You could use an audio inserter, like the Monoprice Blackbird 4K Series, to combine the audio from your mic with the video from your camera. But depending on your microphone, you may need to boost the audio a little first.
If you’re using a dynamic microphone, you’ll definitely need to boost the audio signal before it goes in to the audio inserter. But even if you’re using a condenser microphone that has built-in phantom power, you’ll probably still want some control over the tone and volume. That’s a reason why we have an Allan and Heath ZED-14 sound board in our live streaming studio. The sound board is needed to mix audio when you have a few different audio sources, like a music track that’s playing on a laptop or iPad along with some microphones. We use our sound board to mix all the audio for the show, and then send that to the audio inserter, which combines the audio with the HDMI video from our camera into a single HDMI output. So for us, a small mixer is an essential item to have in our live streaming studio.
Of course, there’s always the option to have a desktop USB microphone connected directly to your streaming computer (if that’s how you’re live streaming). We don’t use USB mics, but the Blue Yeti comes highly reviewed and is a popular choice among vloggers who stream that way.
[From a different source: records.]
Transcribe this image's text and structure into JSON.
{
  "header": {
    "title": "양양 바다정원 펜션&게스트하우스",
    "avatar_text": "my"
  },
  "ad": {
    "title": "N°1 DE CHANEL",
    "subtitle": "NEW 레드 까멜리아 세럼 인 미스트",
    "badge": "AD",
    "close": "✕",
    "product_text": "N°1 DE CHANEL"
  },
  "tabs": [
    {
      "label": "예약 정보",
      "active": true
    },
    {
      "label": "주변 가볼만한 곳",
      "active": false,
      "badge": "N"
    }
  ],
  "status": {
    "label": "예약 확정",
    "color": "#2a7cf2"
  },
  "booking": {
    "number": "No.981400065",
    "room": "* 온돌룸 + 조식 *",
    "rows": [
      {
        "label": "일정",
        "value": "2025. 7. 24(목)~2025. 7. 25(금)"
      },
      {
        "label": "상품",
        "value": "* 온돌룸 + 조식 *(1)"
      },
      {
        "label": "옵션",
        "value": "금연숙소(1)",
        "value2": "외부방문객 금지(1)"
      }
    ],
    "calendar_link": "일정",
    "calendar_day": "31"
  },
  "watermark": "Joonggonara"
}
To get your content on to the web, you need an encoder that will also stream your content. There are two basic options for that: using a software encoder and computer combo, or using a hardware encoder.
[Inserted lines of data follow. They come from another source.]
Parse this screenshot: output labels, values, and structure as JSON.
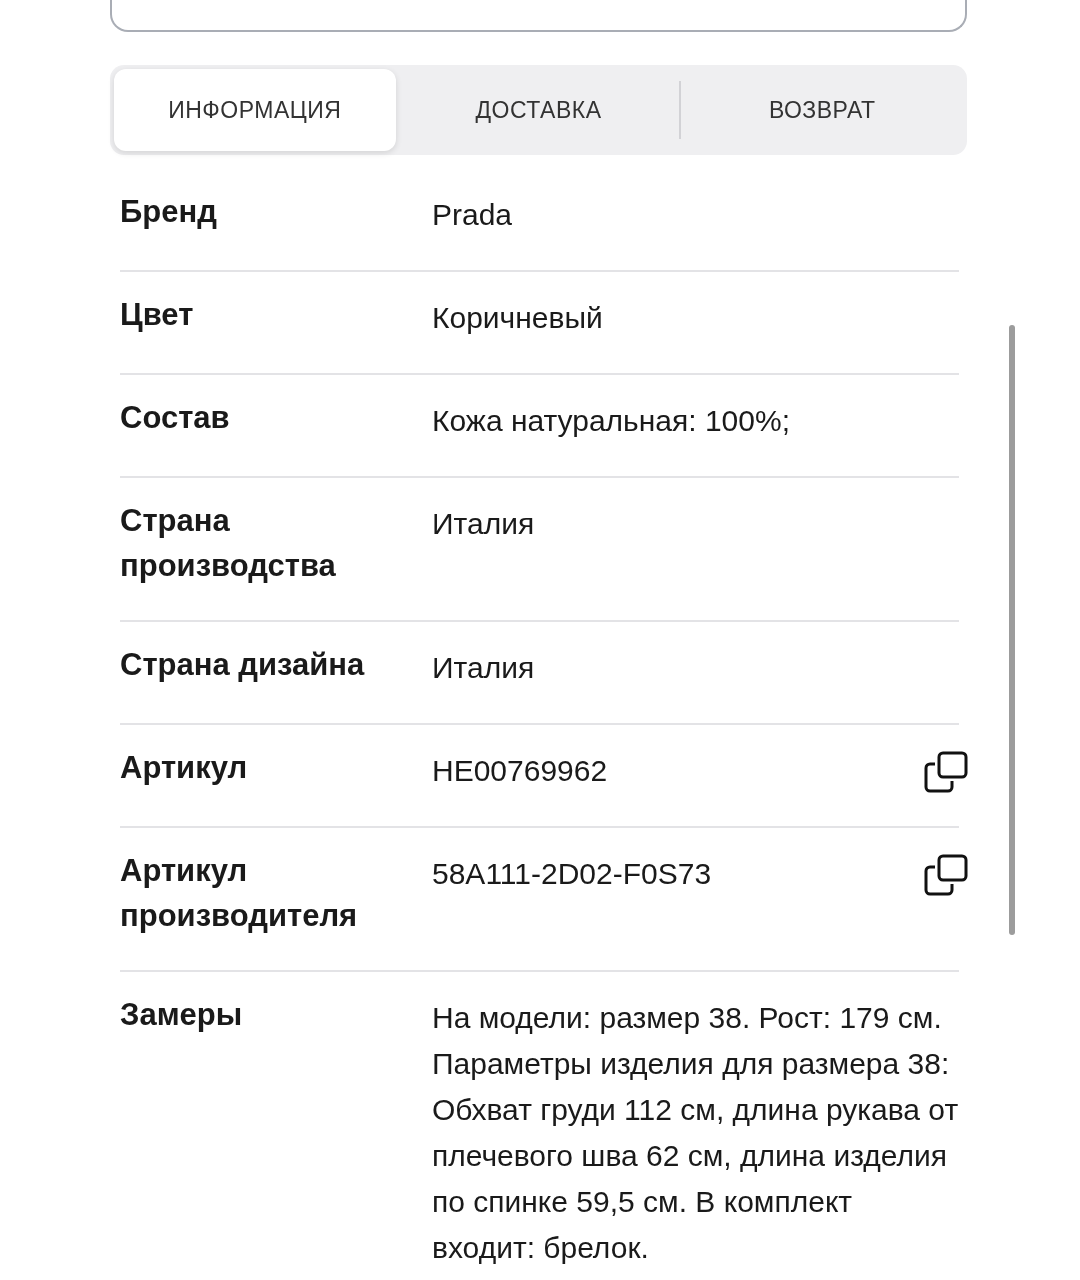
{
  "tabs": [
    {
      "label": "ИНФОРМАЦИЯ",
      "selected": true
    },
    {
      "label": "ДОСТАВКА",
      "selected": false
    },
    {
      "label": "ВОЗВРАТ",
      "selected": false
    }
  ],
  "details": [
    {
      "label": "Бренд",
      "value": "Prada",
      "copyable": false
    },
    {
      "label": "Цвет",
      "value": "Коричневый",
      "copyable": false
    },
    {
      "label": "Состав",
      "value": "Кожа натуральная: 100%;",
      "copyable": false
    },
    {
      "label": "Страна производства",
      "value": "Италия",
      "copyable": false
    },
    {
      "label": "Страна дизайна",
      "value": "Италия",
      "copyable": false
    },
    {
      "label": "Артикул",
      "value": "HE00769962",
      "copyable": true
    },
    {
      "label": "Артикул производителя",
      "value": "58A111-2D02-F0S73",
      "copyable": true
    },
    {
      "label": "Замеры",
      "value": "На модели: размер 38. Рост: 179 см. Параметры изделия для размера 38: Обхват груди 112 см, длина рукава от плечевого шва 62 см, длина изделия по спинке 59,5 см. В комплект входит: брелок.",
      "copyable": false
    }
  ]
}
Streaming software OBS is a popular choice for live streaming that’s open platform and free to download. However, the computer running OBS needs enough computing power to handle processing the live video stream. You’ll also need a fast video card. I wouldn’t use less than a 6th or 7th generation quad core i7 computer for most typical live streaming setups. Otherwise, your stream could experience dropped frames and choppy audio – or worse! The live stream can stop altogether, and that would be disastrous.
Bigger computing power is definitely better when it comes to live streaming using software encoders. So don’t skimp on your computer or else you’re in for all sorts of headaches. Epiphan Video offers the AV.io family of external capture cards, which are designed to be tough and easy to use. They’re perfect to get the output from your pro camera in to your software encoder.
We prefer to use a dedicated hardware encoder for our live streaming studio. They’re more robust, which is important if you’re building an audience on your social media platform and want to stream reliably.
Plus we multi-stream live to YouTube, Facebook Live, and even Vimeo Live all at the same time! To do that, we use Pearl-2. It’s an all-in-one live streaming, recording, and switching solution. Pearl-2 has six HD inputs and is super easy to setup with touchscreen controls and the Epiphan Live web interface. Pearl’s loaded with features so we can get creative with custom picture in picture layouts, chroma keyed backgrounds, and other “nice to haves” that make Pearl-2 essential in our live streaming studio.
Another option is to go lean with your hardware encoder and stream to one social media platform at a time. We use the Webcaster X2 when we want to set up a quick stream to either Facebook or YouTube. It’s a great little hardware encoder that’s super easy to use. Just set it up once, then just click the button to go live. The Webcaster X2 may not be an essential encoder in our studio setup, but it’s a great piece of gear to easily stream your dream Internet show, like the people at Edgy Veg.
The final word
Other than some bits and bobs (like cables, power bars, stands, and a set of headphones), I hope this list of 6 live streaming studio essentials helps you sort through the quagmire of gear so you can start your Internet career as the next big thing on the web! If you’re interested in learning more about live streaming, you can watch past episodes of the Live@Epiphan show, or catch us live each Thursday at 3PM EDT. Happy streaming!